I would suggest in your search that you rely on an Agent, rather than a Broker. The Agent may have very little on their plate (in comparison to a Broker), they are far more likely to be able to provide you, if not undivided their attention, then certainly far more attention during your search than a busy Broker. The Broker can play a more integral part when the property you desire is found, and the negotiations have begun.
As a customer, it is your job to provide the Agent with as much information as you can about what you want and don't want. You do want four bedrooms and two baths, you do want an updated kitchen, you do want a garage, a pool, etc.. You don't want a fixer upper, you don't want carpets at all, you don't want to pay more than X amount of dollars. You do want good schools because you have two children, you do want to be able to walk to the center of town. And so on.
The more the Agent knows about you and your wants, the better he will be able to find you what you are looking for with the MINIMAL amount of dragging you around and showing you houses. A good agent these days, will do the bulk of the work on the computer and phone, and only bring you to see a property after you have looked at it online and approved of it, up to that point.
Honesty and Integrity
You must walk away from any Agent that shows a disregard for honest and truthful dealings. If you want to avoid buying a home filled with hidden mold, or with modifications that won't meet code, or with a roof that is about to cave in, you had better make sure your Agent is an honest and truthful one.
If you see an open electric box with mixed wires tied together and dangling out of it, and the Agent says that is nothing to worry about... if you touch the wood around a soffit and it crumbles in your hand, and your Agent tells you its an easy fix, so don't worry... you might want to consider doing a lot more investigating into the property, and the Agent you are working with, before you go ahead with any deals. Unless of course, you are in the business of buying fixer uppers.
You wouldn't consider buying a new car that had a door that kept opening as you drove down the street, and had an engine that sputtered and stalled every time you got it to 40 mph, if the car salesman told you those issues would work themselves out after the first few hundred miles, would you?
Other things to consider
Look up the licensing
Most States will have an official licensing department that you can check online for Agent credentials to see if the person is licensed, and if there have been any disciplinary actions or complaints.
Select an Agent with the right credentials

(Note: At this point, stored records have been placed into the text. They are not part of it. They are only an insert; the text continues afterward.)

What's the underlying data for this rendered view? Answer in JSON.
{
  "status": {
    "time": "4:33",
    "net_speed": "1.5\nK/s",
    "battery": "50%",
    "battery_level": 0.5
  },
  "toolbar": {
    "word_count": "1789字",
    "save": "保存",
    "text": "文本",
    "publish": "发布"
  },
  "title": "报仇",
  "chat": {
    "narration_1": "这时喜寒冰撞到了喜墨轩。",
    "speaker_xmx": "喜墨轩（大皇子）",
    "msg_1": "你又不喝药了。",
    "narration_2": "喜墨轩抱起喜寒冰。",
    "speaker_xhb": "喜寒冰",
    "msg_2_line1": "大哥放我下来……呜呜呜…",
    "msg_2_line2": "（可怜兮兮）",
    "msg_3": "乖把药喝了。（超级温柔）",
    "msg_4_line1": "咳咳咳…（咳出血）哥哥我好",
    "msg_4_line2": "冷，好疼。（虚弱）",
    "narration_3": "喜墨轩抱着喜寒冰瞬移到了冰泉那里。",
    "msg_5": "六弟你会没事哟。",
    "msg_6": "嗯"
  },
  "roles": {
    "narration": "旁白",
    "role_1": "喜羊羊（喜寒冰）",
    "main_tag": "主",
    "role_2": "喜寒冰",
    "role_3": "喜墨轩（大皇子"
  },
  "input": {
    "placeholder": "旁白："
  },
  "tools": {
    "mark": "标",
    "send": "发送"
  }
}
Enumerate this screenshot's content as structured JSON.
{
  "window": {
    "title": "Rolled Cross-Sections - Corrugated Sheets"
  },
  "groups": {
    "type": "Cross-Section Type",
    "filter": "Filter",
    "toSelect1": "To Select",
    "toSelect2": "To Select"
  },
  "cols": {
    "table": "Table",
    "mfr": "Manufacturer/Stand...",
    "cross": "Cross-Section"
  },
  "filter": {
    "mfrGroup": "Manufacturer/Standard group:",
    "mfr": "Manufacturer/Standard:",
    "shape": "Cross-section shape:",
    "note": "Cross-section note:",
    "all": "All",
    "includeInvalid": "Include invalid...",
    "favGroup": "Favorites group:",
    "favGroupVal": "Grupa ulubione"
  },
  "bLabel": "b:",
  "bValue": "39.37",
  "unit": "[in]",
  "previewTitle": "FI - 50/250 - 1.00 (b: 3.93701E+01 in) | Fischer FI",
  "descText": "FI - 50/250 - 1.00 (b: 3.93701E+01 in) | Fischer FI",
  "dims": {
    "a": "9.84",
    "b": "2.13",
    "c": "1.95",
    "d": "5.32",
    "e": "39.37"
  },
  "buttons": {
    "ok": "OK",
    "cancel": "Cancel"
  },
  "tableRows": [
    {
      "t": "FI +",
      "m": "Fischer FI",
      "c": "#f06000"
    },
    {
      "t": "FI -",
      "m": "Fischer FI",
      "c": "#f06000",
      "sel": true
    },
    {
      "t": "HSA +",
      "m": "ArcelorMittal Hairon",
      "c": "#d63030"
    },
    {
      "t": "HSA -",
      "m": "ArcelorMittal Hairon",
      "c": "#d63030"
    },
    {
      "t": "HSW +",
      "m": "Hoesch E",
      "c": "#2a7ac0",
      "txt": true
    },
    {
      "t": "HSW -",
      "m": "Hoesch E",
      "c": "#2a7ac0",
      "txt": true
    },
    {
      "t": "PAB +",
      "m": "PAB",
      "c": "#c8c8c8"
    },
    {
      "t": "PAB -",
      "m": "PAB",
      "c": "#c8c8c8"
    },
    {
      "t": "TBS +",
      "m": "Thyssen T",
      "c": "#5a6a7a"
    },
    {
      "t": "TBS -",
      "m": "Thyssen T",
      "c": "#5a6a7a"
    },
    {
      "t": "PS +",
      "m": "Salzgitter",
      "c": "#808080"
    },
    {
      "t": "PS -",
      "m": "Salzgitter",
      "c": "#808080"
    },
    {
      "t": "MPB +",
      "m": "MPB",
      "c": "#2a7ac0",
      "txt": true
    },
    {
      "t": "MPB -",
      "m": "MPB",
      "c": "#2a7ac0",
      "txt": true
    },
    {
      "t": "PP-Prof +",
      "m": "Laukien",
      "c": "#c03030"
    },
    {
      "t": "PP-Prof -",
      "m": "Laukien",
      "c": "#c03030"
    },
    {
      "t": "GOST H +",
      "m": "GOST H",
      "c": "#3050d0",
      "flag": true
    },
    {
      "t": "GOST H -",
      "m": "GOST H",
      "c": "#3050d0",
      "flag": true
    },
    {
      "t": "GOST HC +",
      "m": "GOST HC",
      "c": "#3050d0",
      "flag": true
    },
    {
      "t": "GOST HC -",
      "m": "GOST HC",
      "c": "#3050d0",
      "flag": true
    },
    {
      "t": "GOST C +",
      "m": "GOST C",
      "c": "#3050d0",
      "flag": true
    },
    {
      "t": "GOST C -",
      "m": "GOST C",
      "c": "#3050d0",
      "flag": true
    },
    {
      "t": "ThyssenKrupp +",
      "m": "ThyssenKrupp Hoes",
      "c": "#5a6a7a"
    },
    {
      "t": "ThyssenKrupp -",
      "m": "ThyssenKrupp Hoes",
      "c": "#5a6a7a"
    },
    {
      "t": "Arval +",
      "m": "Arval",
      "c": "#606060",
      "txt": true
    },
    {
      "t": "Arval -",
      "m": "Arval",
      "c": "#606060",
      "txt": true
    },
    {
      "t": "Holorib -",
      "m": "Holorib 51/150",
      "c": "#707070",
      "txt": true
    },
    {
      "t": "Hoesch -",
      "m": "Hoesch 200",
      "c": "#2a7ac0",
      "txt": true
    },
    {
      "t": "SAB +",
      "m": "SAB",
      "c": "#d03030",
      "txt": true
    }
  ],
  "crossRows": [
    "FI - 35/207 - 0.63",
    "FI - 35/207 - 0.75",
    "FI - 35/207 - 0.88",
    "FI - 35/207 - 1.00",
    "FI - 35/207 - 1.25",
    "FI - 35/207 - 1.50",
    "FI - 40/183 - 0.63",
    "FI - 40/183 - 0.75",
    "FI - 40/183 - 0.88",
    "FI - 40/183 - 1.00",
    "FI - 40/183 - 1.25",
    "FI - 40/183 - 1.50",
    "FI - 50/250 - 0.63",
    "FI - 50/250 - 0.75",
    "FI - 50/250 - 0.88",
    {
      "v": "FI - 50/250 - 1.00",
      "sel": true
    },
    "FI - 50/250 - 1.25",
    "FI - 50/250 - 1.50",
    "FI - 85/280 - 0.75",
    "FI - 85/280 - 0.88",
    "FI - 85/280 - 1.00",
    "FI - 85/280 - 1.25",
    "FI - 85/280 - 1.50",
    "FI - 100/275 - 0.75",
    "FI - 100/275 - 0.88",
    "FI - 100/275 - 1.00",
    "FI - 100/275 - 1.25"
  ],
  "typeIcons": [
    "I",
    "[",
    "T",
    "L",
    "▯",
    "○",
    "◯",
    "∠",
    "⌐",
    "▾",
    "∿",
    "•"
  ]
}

Just as doctors specialize, so do Agents. Some Agencies provide more training than others, if you are dealing with a Nationally recognized firm, chances are their Agents and Brokers have some of the best training and tools to work with. Where as a small unrecognized company may not even be performing what they're legally required to.
In addition, what other jobs and experiences has the Agent had, is your Agent a former contractor/builder, or are they doing this part time until they can get that fulltime teacher's job they've always wanted, its good to know the background of the Agent you are working with, be wary of the one that leaves their Agent's page blank and void of information, that could be a sign that they don't really care or aren't in it for the long term.
Research how long the Agent has been in Real Estate
If they haven't been in business more than a couple of years, they're learning on you and that's not good, but if they are working for a reputable (well known and thought of) Agency and their Broker is very reputable, it may not be a bad thing at all, a well supported new Agent is likely to work harder for you than anyone else.
The Broker will not likely suffer a bad Agent, or one that endangers his or her own reputation. Ultimately, what you're looking for is someone who is actively engaged in a particular area and price range. You'll want to know what knowledge of those two factors the Agent can demonstrate and what kind of market experience they have.